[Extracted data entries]
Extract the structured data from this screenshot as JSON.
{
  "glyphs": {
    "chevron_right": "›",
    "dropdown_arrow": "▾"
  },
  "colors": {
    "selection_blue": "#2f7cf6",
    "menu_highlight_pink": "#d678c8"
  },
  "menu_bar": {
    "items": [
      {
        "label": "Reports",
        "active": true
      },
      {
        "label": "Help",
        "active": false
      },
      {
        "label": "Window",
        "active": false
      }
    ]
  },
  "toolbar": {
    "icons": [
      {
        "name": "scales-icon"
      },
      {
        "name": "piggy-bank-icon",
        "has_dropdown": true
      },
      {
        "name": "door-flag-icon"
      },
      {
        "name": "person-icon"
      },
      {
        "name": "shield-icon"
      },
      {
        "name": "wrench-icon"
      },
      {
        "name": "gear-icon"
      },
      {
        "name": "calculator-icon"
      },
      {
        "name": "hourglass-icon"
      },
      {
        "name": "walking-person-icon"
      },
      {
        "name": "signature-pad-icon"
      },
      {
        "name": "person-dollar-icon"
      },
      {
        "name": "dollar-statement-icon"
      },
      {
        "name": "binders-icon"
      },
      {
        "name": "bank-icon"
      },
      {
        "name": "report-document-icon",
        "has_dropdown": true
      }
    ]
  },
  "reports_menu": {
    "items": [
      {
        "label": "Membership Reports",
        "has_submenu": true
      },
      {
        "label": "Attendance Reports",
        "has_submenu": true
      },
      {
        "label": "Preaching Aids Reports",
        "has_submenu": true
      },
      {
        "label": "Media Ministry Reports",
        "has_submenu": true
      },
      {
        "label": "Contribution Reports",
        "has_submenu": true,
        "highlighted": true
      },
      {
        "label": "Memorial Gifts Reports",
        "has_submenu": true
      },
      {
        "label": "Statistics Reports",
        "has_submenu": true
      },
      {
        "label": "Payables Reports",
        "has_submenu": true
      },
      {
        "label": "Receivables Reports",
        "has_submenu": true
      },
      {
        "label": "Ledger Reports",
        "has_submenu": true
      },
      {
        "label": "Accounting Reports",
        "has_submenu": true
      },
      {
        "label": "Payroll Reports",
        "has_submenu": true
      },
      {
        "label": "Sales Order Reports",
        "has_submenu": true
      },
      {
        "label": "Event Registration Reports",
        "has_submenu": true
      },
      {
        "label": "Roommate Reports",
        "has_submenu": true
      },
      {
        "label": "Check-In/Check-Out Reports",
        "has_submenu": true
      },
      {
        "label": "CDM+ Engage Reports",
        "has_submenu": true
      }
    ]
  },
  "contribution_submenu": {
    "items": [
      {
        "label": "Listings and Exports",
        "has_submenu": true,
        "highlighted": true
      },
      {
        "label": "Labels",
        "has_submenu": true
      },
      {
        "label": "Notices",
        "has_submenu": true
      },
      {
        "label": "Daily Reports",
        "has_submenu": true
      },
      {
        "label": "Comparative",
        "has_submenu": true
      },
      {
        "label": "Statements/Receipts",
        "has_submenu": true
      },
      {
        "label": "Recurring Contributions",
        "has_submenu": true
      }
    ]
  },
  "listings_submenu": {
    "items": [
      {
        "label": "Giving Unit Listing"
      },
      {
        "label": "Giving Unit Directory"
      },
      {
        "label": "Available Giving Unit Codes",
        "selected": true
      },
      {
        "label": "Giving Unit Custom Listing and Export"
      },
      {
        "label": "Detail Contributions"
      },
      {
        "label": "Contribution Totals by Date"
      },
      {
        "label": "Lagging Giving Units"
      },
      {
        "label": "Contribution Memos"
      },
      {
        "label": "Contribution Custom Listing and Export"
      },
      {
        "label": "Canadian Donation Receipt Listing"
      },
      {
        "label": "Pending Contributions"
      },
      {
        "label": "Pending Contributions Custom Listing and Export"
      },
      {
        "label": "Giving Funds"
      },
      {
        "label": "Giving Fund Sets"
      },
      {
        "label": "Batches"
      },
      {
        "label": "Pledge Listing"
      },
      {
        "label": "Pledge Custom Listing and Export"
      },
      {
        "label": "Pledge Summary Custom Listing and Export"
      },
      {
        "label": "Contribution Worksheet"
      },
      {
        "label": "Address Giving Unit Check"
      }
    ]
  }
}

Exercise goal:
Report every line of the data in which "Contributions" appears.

Output for this exercise:
        "label": "Recurring Contributions",
        "label": "Detail Contributions"
        "label": "Pending Contributions"
        "label": "Pending Contributions Custom Listing and Export"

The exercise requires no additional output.